Commenting on the campaign, RCN Scotland director Theresa Fyffe said: “Today’s figures show the magnitude of the staffing shortage in nursing teams across Scotland’s NHS.
“But it’s not just our NHS hospital and community teams which are stretched to breaking point, those working in care homes, are under the same pressure,” said Ms Fyffe.
“It’s time for change,” she said. “Evidence shows that having the right number of nursing staff with the right skills and knowledge is linked to better outcomes.
“The bill before the Scottish parliament is an opportunity to secure change,” she said. “If we get this legislation right it will help to ensure that nursing teams have the right staff to provide safe, effective and high quality care.”
She added: “That’s why we’re asking members of the public, to make their voices heard loud and clear so that their expectations of care are met in reality.”
Scottish Liberal Democrat health spokesman Alex Cole-Hamilton criticised the government for “haphazard and short-sighted” workforce planning in the wake of the new figures.
“The persistently high levels of vacancies in our health service puts unimaginable strain on existing staff”
Mr Cole-Hamilton said: “The persistently high levels of vacancies in our health service puts unimaginable strain on existing staff.
“The Scottish National Party’s haphazard and short-sighted workforce planning has left doctors and nurses picking up the slack,” he said.
He added: “The Liberal Democrats want to see the health minister publish an annual report on workforce planning and lead an annual debate on it at parliament.”
But Scottish health secretary Jeane Freeman highlighted the six consecutive years of growth in workforce numbers, stating “The number of people working in our health service is at historically high levels.”
“Under this government the number of whole time equivalent (WTE) qualified nurses and midwives has increased by 5.7% and the number of WTE consultants has risen by 48.3% over the same period,” she said.
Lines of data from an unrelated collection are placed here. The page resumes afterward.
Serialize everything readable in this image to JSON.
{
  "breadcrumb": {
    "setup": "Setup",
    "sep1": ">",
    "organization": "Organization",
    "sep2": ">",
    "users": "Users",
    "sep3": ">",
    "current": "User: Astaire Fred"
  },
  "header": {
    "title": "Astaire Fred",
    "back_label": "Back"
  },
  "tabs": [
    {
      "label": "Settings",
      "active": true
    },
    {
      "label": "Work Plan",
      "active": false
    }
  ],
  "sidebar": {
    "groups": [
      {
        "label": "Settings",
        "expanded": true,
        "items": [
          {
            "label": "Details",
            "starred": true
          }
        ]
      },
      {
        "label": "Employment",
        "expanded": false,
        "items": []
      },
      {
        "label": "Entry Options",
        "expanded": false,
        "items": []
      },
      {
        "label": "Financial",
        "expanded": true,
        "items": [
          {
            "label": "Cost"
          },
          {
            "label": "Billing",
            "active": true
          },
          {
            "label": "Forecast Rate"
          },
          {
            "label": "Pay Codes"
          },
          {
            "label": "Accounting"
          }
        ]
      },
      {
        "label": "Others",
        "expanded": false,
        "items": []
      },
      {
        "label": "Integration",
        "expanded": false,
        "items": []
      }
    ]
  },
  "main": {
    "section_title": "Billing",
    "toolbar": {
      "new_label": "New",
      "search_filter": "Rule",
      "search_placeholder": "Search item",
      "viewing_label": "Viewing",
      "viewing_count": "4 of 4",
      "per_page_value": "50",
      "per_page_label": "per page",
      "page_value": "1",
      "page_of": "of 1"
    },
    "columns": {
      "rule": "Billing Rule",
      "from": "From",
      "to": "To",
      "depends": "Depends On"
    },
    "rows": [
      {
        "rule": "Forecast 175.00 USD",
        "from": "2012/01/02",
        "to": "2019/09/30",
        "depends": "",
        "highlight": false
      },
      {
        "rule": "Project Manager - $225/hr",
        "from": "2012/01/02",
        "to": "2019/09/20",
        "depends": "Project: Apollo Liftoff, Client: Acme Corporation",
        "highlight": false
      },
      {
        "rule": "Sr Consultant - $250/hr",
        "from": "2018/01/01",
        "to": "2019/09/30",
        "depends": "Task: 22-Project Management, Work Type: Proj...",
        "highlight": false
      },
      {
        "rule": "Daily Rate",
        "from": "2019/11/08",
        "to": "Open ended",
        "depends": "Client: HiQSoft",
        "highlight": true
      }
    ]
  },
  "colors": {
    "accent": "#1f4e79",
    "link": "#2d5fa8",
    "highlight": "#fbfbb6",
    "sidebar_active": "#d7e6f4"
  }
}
“Through our recently introduced draft legislation for health boards and care providers to have appropriate staffing in place, and our on-going investment in the NHS, we will ensure that patients will continue to receive safe, high quality,” she added.